> _About this task_
Within the entries that follow, show each line where the word "online" occurs.

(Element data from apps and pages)
------------------------------------
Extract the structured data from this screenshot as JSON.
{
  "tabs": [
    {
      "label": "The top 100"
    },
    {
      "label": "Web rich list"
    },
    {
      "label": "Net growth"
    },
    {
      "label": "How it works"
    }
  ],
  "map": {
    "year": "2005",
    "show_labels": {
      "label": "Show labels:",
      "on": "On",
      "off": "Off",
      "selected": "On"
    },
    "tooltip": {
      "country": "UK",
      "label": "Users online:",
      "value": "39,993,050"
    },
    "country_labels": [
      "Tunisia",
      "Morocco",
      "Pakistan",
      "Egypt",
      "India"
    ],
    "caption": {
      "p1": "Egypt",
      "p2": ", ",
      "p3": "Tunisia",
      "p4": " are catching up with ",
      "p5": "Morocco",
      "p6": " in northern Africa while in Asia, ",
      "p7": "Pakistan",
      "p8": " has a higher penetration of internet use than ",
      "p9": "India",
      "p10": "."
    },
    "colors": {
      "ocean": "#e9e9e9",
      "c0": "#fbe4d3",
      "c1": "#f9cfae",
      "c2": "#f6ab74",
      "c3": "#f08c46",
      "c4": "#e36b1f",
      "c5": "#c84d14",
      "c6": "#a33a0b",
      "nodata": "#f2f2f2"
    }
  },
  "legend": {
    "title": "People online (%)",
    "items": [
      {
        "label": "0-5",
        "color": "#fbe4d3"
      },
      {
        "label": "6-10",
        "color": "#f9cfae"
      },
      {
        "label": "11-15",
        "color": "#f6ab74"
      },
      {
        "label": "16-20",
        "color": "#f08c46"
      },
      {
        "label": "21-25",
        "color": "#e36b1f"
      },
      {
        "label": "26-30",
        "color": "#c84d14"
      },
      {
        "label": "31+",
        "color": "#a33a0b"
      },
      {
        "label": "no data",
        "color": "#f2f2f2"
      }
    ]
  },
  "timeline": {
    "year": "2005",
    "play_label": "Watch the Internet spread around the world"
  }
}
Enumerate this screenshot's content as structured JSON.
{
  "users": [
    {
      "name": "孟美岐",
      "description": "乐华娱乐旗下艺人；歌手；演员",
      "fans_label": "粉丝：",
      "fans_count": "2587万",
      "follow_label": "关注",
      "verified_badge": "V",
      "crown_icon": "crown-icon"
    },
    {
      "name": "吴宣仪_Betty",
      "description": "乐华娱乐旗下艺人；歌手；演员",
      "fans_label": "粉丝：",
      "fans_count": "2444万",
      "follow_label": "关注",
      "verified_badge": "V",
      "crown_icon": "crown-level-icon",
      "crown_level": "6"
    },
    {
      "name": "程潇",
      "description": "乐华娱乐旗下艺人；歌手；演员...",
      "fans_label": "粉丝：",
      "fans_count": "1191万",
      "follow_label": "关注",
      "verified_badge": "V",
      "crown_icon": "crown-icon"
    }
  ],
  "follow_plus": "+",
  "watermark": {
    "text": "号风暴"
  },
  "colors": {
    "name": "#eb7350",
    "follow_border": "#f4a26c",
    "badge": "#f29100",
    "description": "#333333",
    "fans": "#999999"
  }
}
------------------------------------
> _Answer section_
      "label": "Users online:",
    "title": "People online (%)",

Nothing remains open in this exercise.